The slower clear dries, the more gloss it will have. Use a fast hardener and it will "dye back" or "loose some of it's gloss" in a few months. Its easy to spot the production, collision shop's repair work. With a high solid clear, you do not need spray more than 2 coats usually. If you do spray more than 2 in one go, you will get "solvent pop." This is where the top layer dries and seals solvent in the lower layers. It will come out causing blisters in the clear. The only fix is to sand it back down and respray. The more clear you spray, the more texture will be in the finish. If there are too many layers of paint it is more likely to crack at some point. This includes the original paint and collision repair work done in the past. For a show car finish, spray 2 coats and the next day, block the car down smooth with 1000 grit and wait a couple of days for it to cure out. Longer in cold temps. Respray 2 more coats of clear. The following day block sand and polish. You want to do this within a week when it is tender. Wait 6 months and you'll work yourself to death. After a couple of months, polish it again. The clear will loose some shine and some sanding scratches will come back.

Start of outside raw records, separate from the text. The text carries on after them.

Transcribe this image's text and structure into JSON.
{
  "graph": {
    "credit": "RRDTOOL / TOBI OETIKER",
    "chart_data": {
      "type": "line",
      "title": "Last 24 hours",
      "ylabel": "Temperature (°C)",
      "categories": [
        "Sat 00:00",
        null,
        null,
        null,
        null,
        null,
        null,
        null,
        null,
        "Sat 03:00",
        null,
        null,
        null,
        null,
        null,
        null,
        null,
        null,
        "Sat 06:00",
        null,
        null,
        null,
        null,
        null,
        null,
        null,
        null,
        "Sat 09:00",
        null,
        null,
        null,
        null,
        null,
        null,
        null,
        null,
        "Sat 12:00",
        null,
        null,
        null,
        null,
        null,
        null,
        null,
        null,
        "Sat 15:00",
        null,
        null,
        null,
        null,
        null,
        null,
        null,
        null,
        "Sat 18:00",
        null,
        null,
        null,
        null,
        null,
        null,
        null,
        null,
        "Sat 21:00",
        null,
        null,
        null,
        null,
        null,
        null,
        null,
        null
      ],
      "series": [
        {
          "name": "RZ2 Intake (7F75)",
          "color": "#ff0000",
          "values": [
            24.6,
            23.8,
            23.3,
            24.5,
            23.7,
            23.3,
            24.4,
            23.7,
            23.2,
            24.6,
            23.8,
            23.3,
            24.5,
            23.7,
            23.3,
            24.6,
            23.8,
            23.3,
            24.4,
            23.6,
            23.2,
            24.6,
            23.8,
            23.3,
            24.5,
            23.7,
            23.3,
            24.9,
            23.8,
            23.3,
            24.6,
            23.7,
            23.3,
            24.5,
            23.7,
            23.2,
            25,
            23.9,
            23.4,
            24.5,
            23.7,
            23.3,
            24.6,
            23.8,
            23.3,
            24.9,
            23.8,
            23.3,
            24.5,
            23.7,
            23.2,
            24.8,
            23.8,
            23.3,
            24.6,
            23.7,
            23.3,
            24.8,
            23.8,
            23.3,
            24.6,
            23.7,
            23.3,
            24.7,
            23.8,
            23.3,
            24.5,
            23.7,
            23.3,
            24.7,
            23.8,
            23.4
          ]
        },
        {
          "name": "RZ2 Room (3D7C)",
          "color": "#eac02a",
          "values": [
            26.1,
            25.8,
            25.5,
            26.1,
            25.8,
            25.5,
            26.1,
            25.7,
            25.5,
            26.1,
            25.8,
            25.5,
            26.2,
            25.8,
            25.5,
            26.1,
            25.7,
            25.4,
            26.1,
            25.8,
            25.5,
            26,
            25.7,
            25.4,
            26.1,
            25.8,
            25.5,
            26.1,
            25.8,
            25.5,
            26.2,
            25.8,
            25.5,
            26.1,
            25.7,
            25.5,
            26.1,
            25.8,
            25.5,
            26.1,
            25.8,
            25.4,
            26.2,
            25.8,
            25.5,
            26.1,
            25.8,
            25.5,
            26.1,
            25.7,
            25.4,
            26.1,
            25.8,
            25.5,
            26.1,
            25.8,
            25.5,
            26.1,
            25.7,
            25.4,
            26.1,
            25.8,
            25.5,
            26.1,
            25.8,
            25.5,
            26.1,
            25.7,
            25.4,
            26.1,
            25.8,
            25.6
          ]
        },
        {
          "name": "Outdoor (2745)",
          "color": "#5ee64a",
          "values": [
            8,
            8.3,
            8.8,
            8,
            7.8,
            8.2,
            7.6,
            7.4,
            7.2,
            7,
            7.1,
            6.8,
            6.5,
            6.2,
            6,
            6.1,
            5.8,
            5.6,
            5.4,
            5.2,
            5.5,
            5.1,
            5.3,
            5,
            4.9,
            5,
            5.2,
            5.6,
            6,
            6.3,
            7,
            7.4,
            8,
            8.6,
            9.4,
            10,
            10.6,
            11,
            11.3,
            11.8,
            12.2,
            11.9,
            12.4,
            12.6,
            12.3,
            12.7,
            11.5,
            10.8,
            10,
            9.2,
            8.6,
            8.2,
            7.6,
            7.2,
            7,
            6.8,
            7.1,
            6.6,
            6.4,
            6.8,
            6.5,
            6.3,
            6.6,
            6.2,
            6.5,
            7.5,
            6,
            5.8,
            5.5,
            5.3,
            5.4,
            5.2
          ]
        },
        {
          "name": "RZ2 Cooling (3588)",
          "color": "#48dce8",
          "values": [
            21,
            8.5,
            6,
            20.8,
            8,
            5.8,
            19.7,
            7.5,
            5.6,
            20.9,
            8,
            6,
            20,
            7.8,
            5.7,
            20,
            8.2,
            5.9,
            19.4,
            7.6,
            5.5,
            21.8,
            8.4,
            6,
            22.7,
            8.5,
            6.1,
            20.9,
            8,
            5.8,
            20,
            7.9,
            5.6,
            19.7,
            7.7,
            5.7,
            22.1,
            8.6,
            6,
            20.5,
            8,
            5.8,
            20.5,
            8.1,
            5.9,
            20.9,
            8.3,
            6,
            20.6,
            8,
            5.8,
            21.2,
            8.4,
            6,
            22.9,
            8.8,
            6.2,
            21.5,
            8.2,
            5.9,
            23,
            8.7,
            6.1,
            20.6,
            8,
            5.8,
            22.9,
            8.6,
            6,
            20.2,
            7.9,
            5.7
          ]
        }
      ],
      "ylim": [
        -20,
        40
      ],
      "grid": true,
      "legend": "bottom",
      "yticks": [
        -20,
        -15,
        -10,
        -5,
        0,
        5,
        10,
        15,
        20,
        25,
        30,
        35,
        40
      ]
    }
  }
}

MS-42 clear to me is more difficult to shoot than other clears, but you learn it and it's no problem. It has some quirks. Do not spray when the panel temp is below 65. It will fish eye and run off the panel. Been there, done that. Don't spray it completely how you want it to look. It has a long post flow, almost like polyurethane paints... Imron. It is easy to run and sag. But it's a great clear and reasonably priced for what you get.